____ Data to use

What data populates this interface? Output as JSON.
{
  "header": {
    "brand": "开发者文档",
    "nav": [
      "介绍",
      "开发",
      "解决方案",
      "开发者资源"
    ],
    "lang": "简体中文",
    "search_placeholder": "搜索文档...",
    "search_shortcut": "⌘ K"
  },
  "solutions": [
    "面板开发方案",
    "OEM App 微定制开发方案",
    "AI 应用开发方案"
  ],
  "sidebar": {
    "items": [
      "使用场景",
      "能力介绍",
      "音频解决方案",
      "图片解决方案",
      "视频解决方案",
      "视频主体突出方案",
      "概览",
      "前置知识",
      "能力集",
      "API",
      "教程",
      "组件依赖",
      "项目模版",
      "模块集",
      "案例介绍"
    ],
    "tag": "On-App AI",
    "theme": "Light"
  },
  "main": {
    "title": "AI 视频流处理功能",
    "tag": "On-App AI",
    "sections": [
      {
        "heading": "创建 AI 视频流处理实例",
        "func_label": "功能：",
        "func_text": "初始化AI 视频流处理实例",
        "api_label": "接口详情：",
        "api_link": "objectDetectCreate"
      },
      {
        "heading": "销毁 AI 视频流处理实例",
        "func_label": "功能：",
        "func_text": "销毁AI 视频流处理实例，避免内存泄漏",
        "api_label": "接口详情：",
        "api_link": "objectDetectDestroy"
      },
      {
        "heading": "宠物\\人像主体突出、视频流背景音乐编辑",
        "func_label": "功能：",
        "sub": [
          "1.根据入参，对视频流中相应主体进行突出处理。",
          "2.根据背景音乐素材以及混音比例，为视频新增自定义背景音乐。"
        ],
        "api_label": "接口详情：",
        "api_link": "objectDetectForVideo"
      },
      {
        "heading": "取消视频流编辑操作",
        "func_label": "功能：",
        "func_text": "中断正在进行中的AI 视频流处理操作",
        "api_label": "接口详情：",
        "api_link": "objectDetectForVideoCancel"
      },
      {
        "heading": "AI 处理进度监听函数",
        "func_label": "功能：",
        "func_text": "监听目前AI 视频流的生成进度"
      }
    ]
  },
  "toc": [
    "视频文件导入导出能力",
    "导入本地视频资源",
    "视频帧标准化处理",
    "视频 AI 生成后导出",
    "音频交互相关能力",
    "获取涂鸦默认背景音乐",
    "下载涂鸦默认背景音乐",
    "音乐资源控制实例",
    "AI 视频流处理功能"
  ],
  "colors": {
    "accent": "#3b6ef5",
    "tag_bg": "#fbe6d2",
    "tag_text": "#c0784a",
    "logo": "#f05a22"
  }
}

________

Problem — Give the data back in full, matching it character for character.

Answer to the problem —
What data populates this interface? Output as JSON.
{
  "header": {
    "brand": "开发者文档",
    "nav": [
      "介绍",
      "开发",
      "解决方案",
      "开发者资源"
    ],
    "lang": "简体中文",
    "search_placeholder": "搜索文档...",
    "search_shortcut": "⌘ K"
  },
  "solutions": [
    "面板开发方案",
    "OEM App 微定制开发方案",
    "AI 应用开发方案"
  ],
  "sidebar": {
    "items": [
      "使用场景",
      "能力介绍",
      "音频解决方案",
      "图片解决方案",
      "视频解决方案",
      "视频主体突出方案",
      "概览",
      "前置知识",
      "能力集",
      "API",
      "教程",
      "组件依赖",
      "项目模版",
      "模块集",
      "案例介绍"
    ],
    "tag": "On-App AI",
    "theme": "Light"
  },
  "main": {
    "title": "AI 视频流处理功能",
    "tag": "On-App AI",
    "sections": [
      {
        "heading": "创建 AI 视频流处理实例",
        "func_label": "功能：",
        "func_text": "初始化AI 视频流处理实例",
        "api_label": "接口详情：",
        "api_link": "objectDetectCreate"
      },
      {
        "heading": "销毁 AI 视频流处理实例",
        "func_label": "功能：",
        "func_text": "销毁AI 视频流处理实例，避免内存泄漏",
        "api_label": "接口详情：",
        "api_link": "objectDetectDestroy"
      },
      {
        "heading": "宠物\\人像主体突出、视频流背景音乐编辑",
        "func_label": "功能：",
        "sub": [
          "1.根据入参，对视频流中相应主体进行突出处理。",
          "2.根据背景音乐素材以及混音比例，为视频新增自定义背景音乐。"
        ],
        "api_label": "接口详情：",
        "api_link": "objectDetectForVideo"
      },
      {
        "heading": "取消视频流编辑操作",
        "func_label": "功能：",
        "func_text": "中断正在进行中的AI 视频流处理操作",
        "api_label": "接口详情：",
        "api_link": "objectDetectForVideoCancel"
      },
      {
        "heading": "AI 处理进度监听函数",
        "func_label": "功能：",
        "func_text": "监听目前AI 视频流的生成进度"
      }
    ]
  },
  "toc": [
    "视频文件导入导出能力",
    "导入本地视频资源",
    "视频帧标准化处理",
    "视频 AI 生成后导出",
    "音频交互相关能力",
    "获取涂鸦默认背景音乐",
    "下载涂鸦默认背景音乐",
    "音乐资源控制实例",
    "AI 视频流处理功能"
  ],
  "colors": {
    "accent": "#3b6ef5",
    "tag_bg": "#fbe6d2",
    "tag_text": "#c0784a",
    "logo": "#f05a22"
  }
}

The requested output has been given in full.